[Task directions] Using the records that follow, tally the lines containing the word "ГОСТ" and state only the count.

Excerpts from an interface dataset
::::
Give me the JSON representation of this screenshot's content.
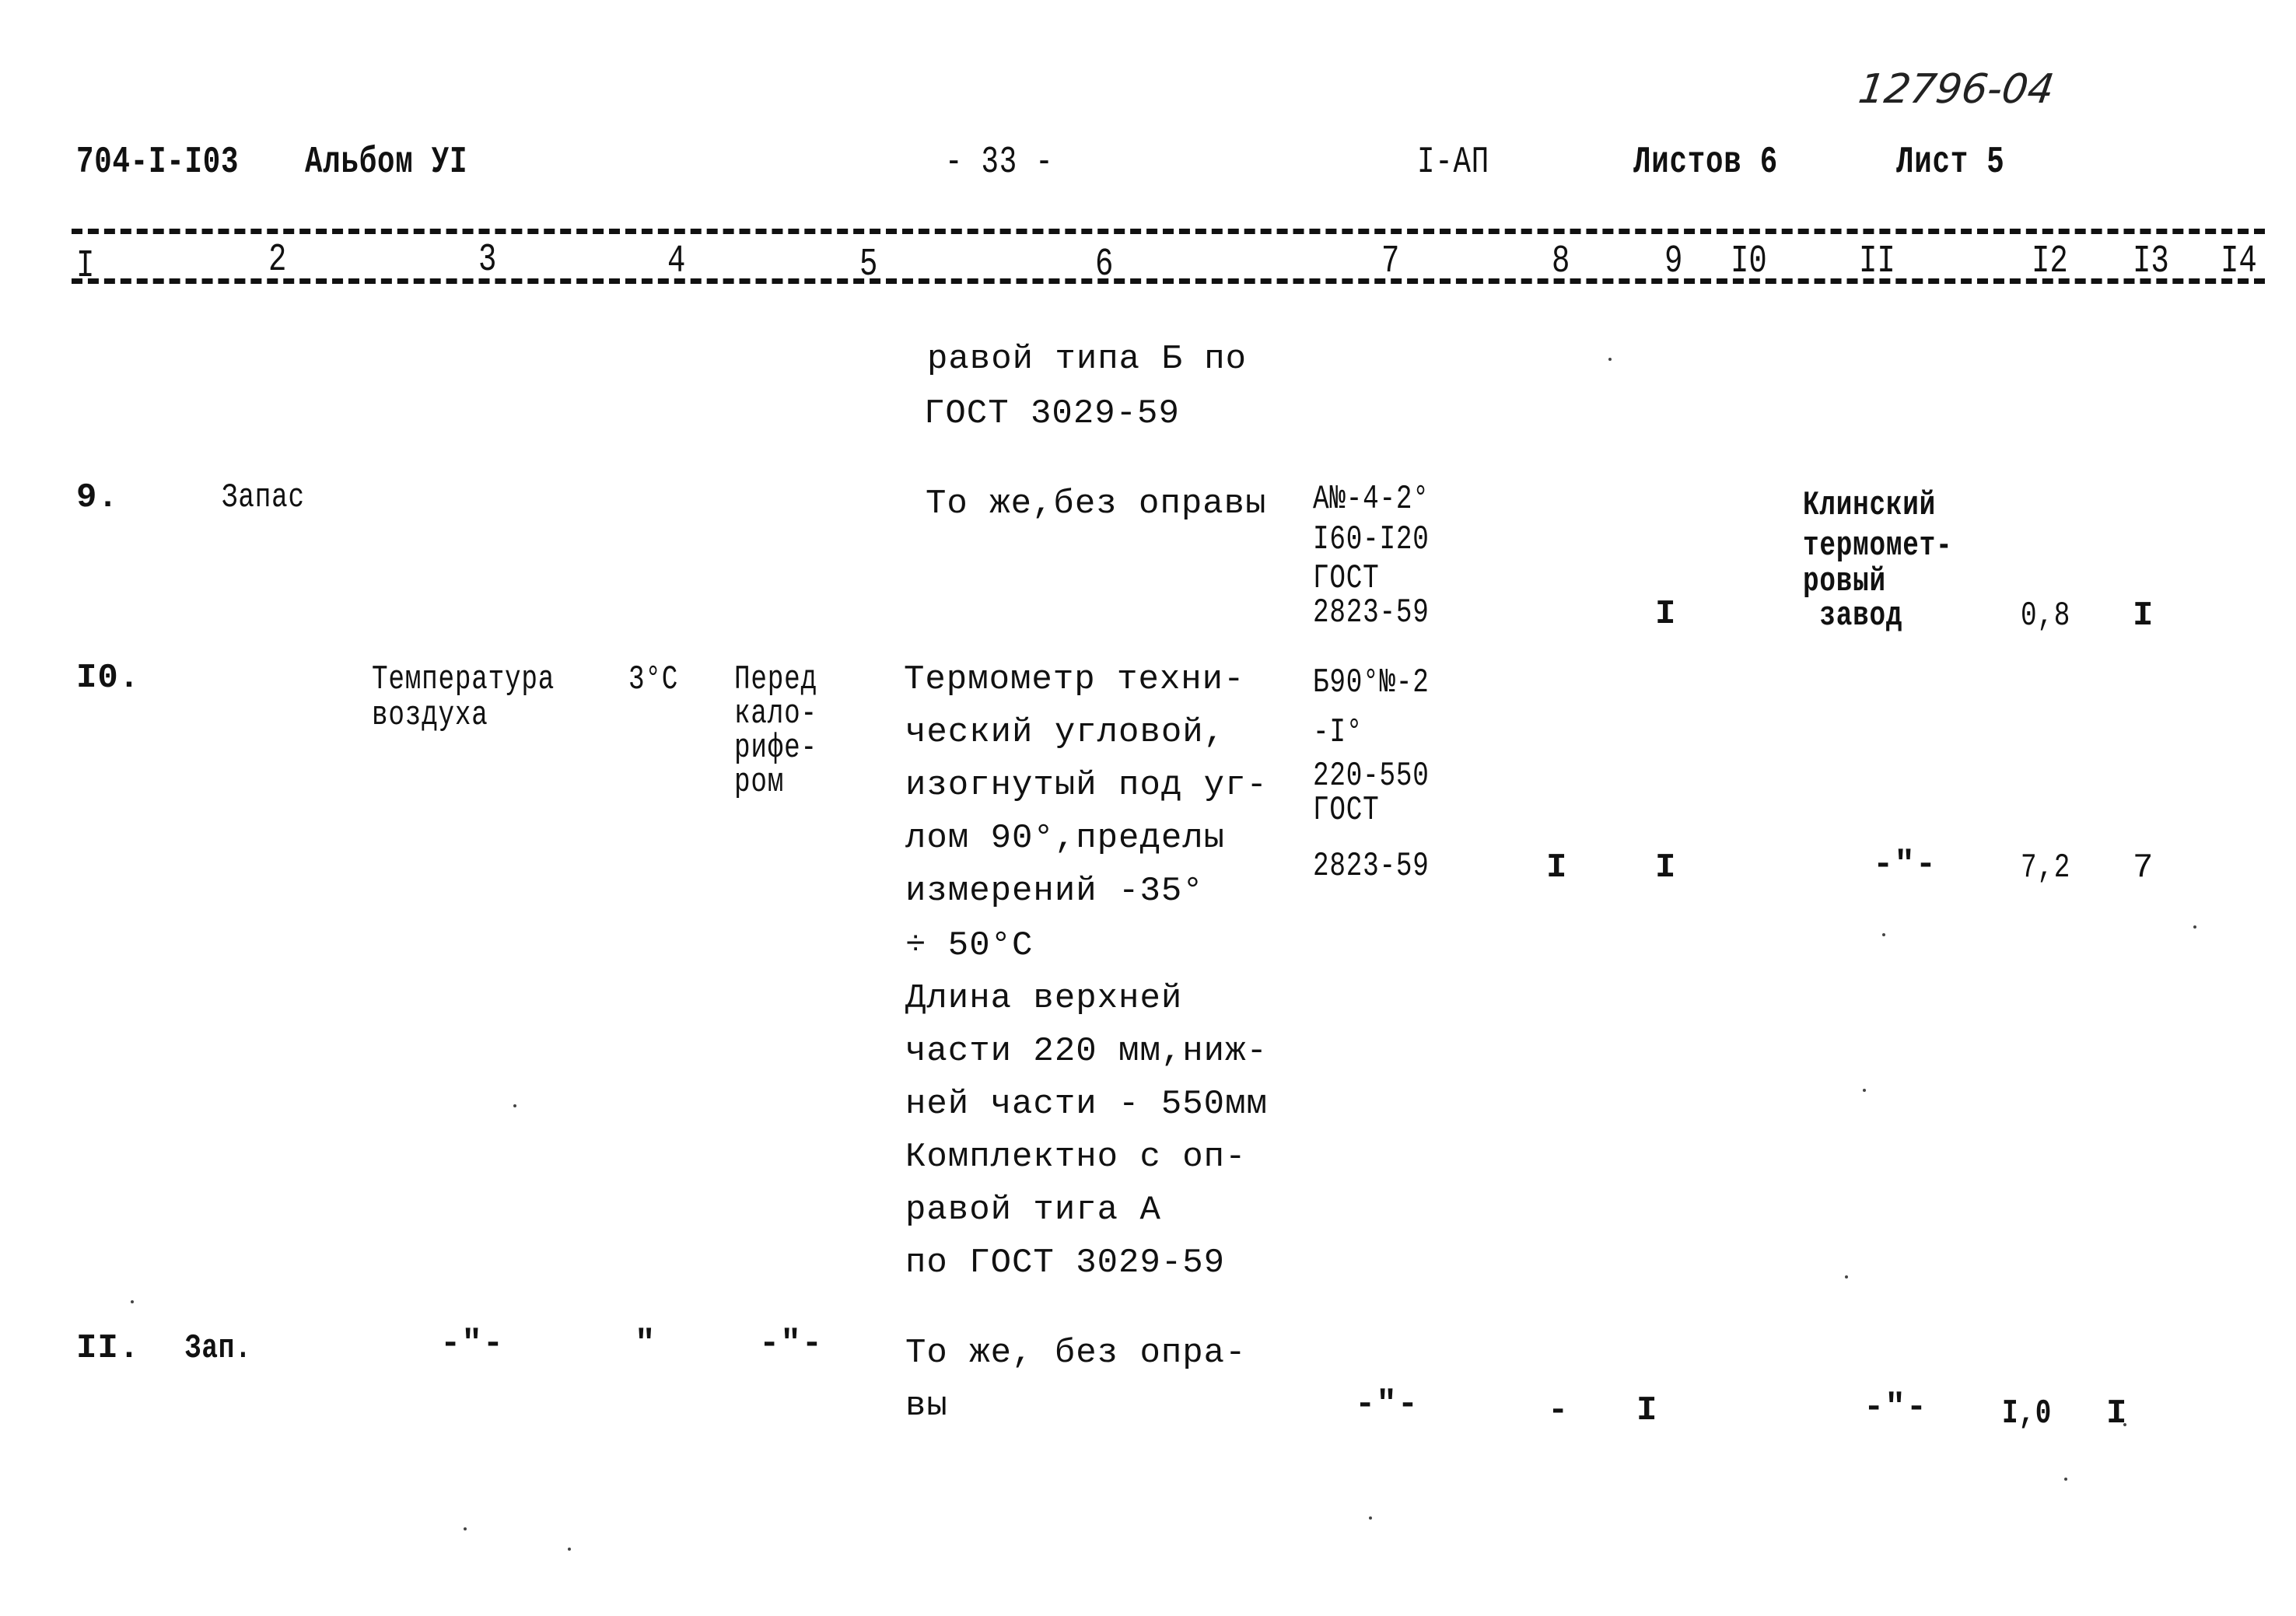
{
  "header": {
    "archive_number": "12796-04",
    "project_code": "704-I-I03",
    "album": "Альбом УI",
    "page_number": "- 33 -",
    "section": "I-АП",
    "sheets_total": "Листов 6",
    "sheet": "Лист 5"
  },
  "columns": [
    "I",
    "2",
    "3",
    "4",
    "5",
    "6",
    "7",
    "8",
    "9",
    "I0",
    "II",
    "I2",
    "I3",
    "I4"
  ],
  "continuation": {
    "description_lines": [
      "равой типа Б по",
      "ГОСТ 3029-59"
    ]
  },
  "rows": [
    {
      "number": "9.",
      "name": "Запас",
      "parameter": "",
      "value": "",
      "location": "",
      "description_lines": [
        "То же,без оправы"
      ],
      "type_lines": [
        "А№-4-2°",
        "I60-I20",
        "ГОСТ",
        "2823-59"
      ],
      "col8": "",
      "col9": "I",
      "col10": "",
      "manufacturer_lines": [
        "Клинский",
        "термомет-",
        "ровый",
        " завод"
      ],
      "col12": "0,8",
      "col13": "I"
    },
    {
      "number": "I0.",
      "name": "",
      "parameter_lines": [
        "Температура",
        "воздуха"
      ],
      "value": "3°С",
      "location_lines": [
        "Перед",
        "кало-",
        "рифе-",
        "ром"
      ],
      "description_lines": [
        "Термометр техни-",
        "ческий угловой,",
        "изогнутый под уг-",
        "лом 90°,пределы",
        "измерений -35°",
        "÷ 50°С",
        "Длина верхней",
        "части 220 мм,ниж-",
        "ней части - 550мм",
        "Комплектно с оп-",
        "равой тига А",
        "по ГОСТ 3029-59"
      ],
      "type_lines": [
        "Б90°№-2",
        "-I°",
        "220-550",
        "ГОСТ",
        "2823-59"
      ],
      "col8": "I",
      "col9": "I",
      "col10": "",
      "manufacturer": "-\"-",
      "col12": "7,2",
      "col13": "7"
    },
    {
      "number": "II.",
      "name": "Зап.",
      "parameter": "-\"-",
      "value": "\"",
      "location": "-\"-",
      "description_lines": [
        "То же, без опра-",
        "вы"
      ],
      "type": "-\"-",
      "col8": "-",
      "col9": "I",
      "col10": "",
      "manufacturer": "-\"-",
      "col12": "I,0",
      "col13": "I"
    }
  ]
}
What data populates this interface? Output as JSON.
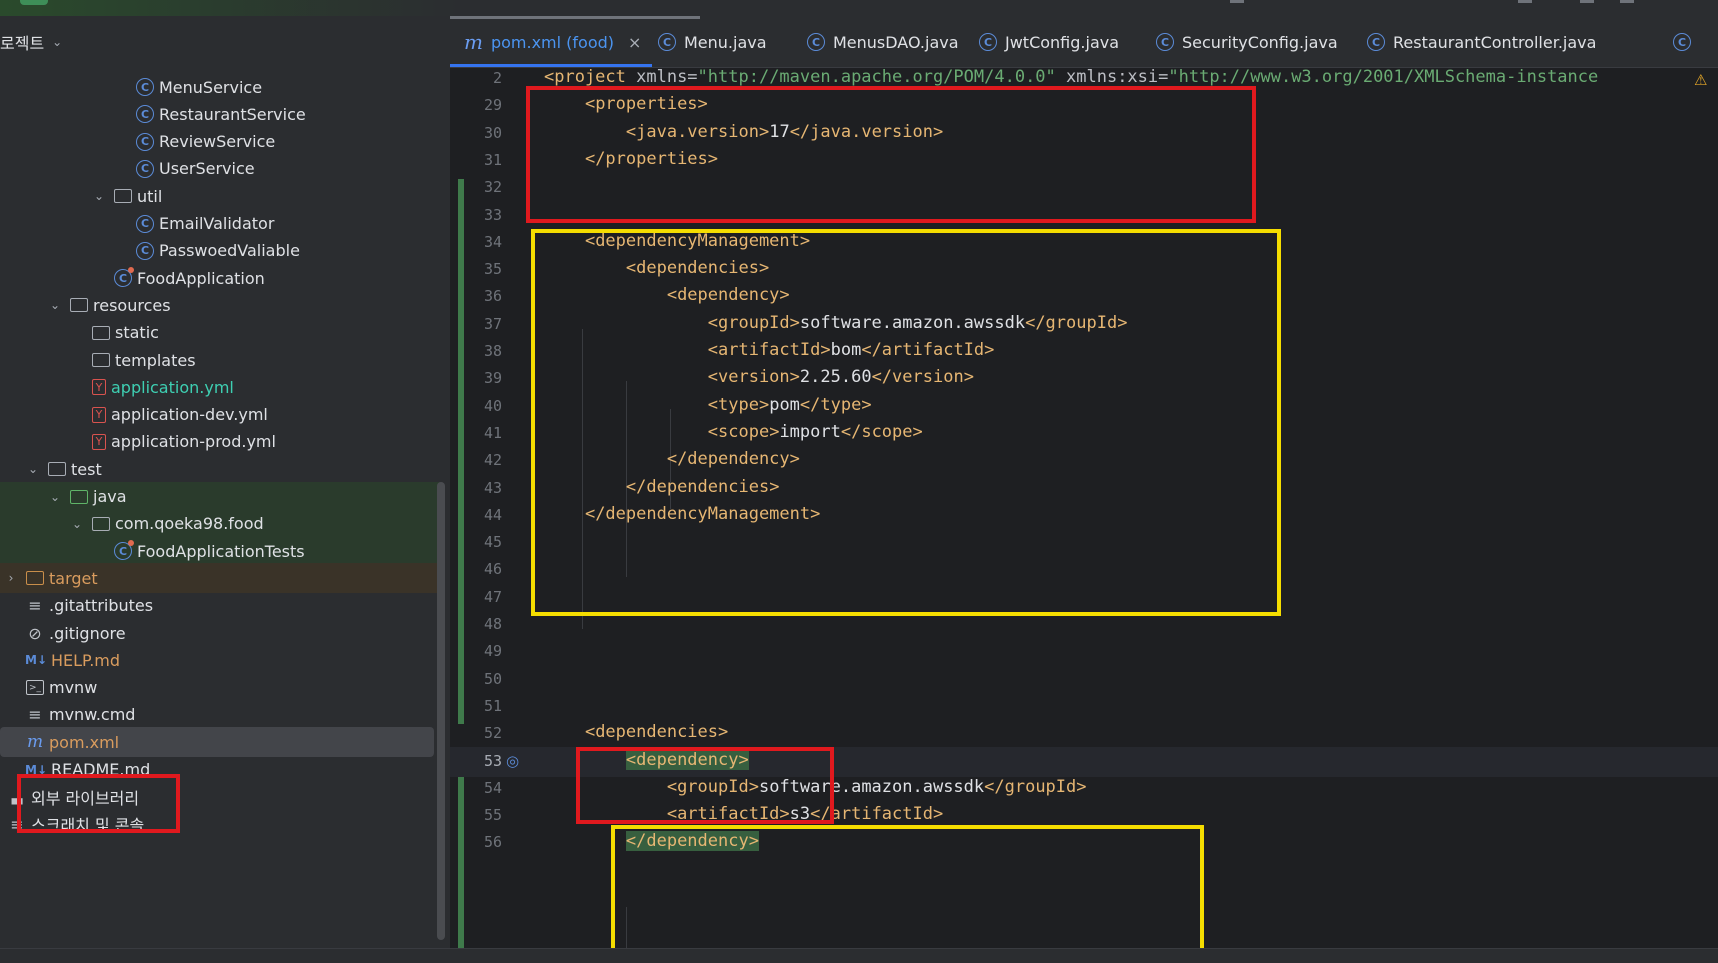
{
  "sidebar": {
    "header": {
      "title": "로젝트",
      "chevron": "chevron-down-icon"
    },
    "items": [
      {
        "label": "MenuService",
        "icon": "class-icon",
        "indent": 6
      },
      {
        "label": "RestaurantService",
        "icon": "class-icon",
        "indent": 6
      },
      {
        "label": "ReviewService",
        "icon": "class-icon",
        "indent": 6
      },
      {
        "label": "UserService",
        "icon": "class-icon",
        "indent": 6
      },
      {
        "label": "util",
        "icon": "package-folder-icon",
        "indent": 5,
        "expanded": true
      },
      {
        "label": "EmailValidator",
        "icon": "class-icon",
        "indent": 6
      },
      {
        "label": "PasswoedValiable",
        "icon": "class-icon",
        "indent": 6
      },
      {
        "label": "FoodApplication",
        "icon": "spring-app-class-icon",
        "indent": 5
      },
      {
        "label": "resources",
        "icon": "resources-folder-icon",
        "indent": 3,
        "expanded": true
      },
      {
        "label": "static",
        "icon": "folder-icon",
        "indent": 4
      },
      {
        "label": "templates",
        "icon": "folder-icon",
        "indent": 4
      },
      {
        "label": "application.yml",
        "icon": "yaml-icon",
        "indent": 4,
        "color": "teal"
      },
      {
        "label": "application-dev.yml",
        "icon": "yaml-icon",
        "indent": 4
      },
      {
        "label": "application-prod.yml",
        "icon": "yaml-icon",
        "indent": 4
      },
      {
        "label": "test",
        "icon": "folder-icon",
        "indent": 2,
        "expanded": true
      },
      {
        "label": "java",
        "icon": "test-folder-icon",
        "indent": 3,
        "expanded": true,
        "bg": "green"
      },
      {
        "label": "com.qoeka98.food",
        "icon": "package-folder-icon",
        "indent": 4,
        "expanded": true,
        "bg": "green"
      },
      {
        "label": "FoodApplicationTests",
        "icon": "spring-app-class-icon",
        "indent": 5,
        "bg": "green"
      },
      {
        "label": "target",
        "icon": "excluded-folder-icon",
        "indent": 1,
        "collapsed": true,
        "color": "orange",
        "bg": "brown"
      },
      {
        "label": ".gitattributes",
        "icon": "text-lines-icon",
        "indent": 1
      },
      {
        "label": ".gitignore",
        "icon": "ignore-icon",
        "indent": 1
      },
      {
        "label": "HELP.md",
        "icon": "markdown-icon",
        "indent": 1,
        "color": "orange"
      },
      {
        "label": "mvnw",
        "icon": "terminal-icon",
        "indent": 1
      },
      {
        "label": "mvnw.cmd",
        "icon": "text-lines-icon",
        "indent": 1
      },
      {
        "label": "pom.xml",
        "icon": "maven-icon",
        "indent": 1,
        "color": "orange",
        "selected": true
      },
      {
        "label": "README.md",
        "icon": "markdown-icon",
        "indent": 1
      },
      {
        "label": "외부 라이브러리",
        "icon": "library-icon",
        "indent": 0
      },
      {
        "label": "스크래치 및 콘솔",
        "icon": "scratch-icon",
        "indent": 0
      }
    ]
  },
  "tabs": [
    {
      "label": "pom.xml (food)",
      "icon": "maven-icon",
      "active": true,
      "close": "×"
    },
    {
      "label": "Menu.java",
      "icon": "class-icon"
    },
    {
      "label": "MenusDAO.java",
      "icon": "class-icon"
    },
    {
      "label": "JwtConfig.java",
      "icon": "class-icon"
    },
    {
      "label": "SecurityConfig.java",
      "icon": "class-icon"
    },
    {
      "label": "RestaurantController.java",
      "icon": "class-icon"
    }
  ],
  "editor": {
    "lines": [
      {
        "num": "2",
        "text": "<project xmlns=\"http://maven.apache.org/POM/4.0.0\" xmlns:xsi=\"http://www.w3.org/2001/XMLSchema-instance"
      },
      {
        "num": "29",
        "text": "    <properties>"
      },
      {
        "num": "30",
        "text": "        <java.version>17</java.version>"
      },
      {
        "num": "31",
        "text": "    </properties>"
      },
      {
        "num": "32",
        "text": ""
      },
      {
        "num": "33",
        "text": ""
      },
      {
        "num": "34",
        "text": "    <dependencyManagement>"
      },
      {
        "num": "35",
        "text": "        <dependencies>"
      },
      {
        "num": "36",
        "text": "            <dependency>"
      },
      {
        "num": "37",
        "text": "                <groupId>software.amazon.awssdk</groupId>"
      },
      {
        "num": "38",
        "text": "                <artifactId>bom</artifactId>"
      },
      {
        "num": "39",
        "text": "                <version>2.25.60</version>"
      },
      {
        "num": "40",
        "text": "                <type>pom</type>"
      },
      {
        "num": "41",
        "text": "                <scope>import</scope>"
      },
      {
        "num": "42",
        "text": "            </dependency>"
      },
      {
        "num": "43",
        "text": "        </dependencies>"
      },
      {
        "num": "44",
        "text": "    </dependencyManagement>"
      },
      {
        "num": "45",
        "text": ""
      },
      {
        "num": "46",
        "text": ""
      },
      {
        "num": "47",
        "text": ""
      },
      {
        "num": "48",
        "text": ""
      },
      {
        "num": "49",
        "text": ""
      },
      {
        "num": "50",
        "text": ""
      },
      {
        "num": "51",
        "text": ""
      },
      {
        "num": "52",
        "text": "    <dependencies>"
      },
      {
        "num": "53",
        "text": "        <dependency>",
        "current": true,
        "highlight": true
      },
      {
        "num": "54",
        "text": "            <groupId>software.amazon.awssdk</groupId>"
      },
      {
        "num": "55",
        "text": "            <artifactId>s3</artifactId>"
      },
      {
        "num": "56",
        "text": "        </dependency>",
        "highlight": true
      }
    ],
    "warning_icon": "warning-triangle-icon",
    "gutter_icon": "override-arrow-icon"
  },
  "colors": {
    "annotation_red": "#e0191e",
    "annotation_yellow": "#f5dd00",
    "tag": "#e6b673",
    "string": "#6aab73",
    "accent": "#3574f0"
  }
}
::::
[Answer] 4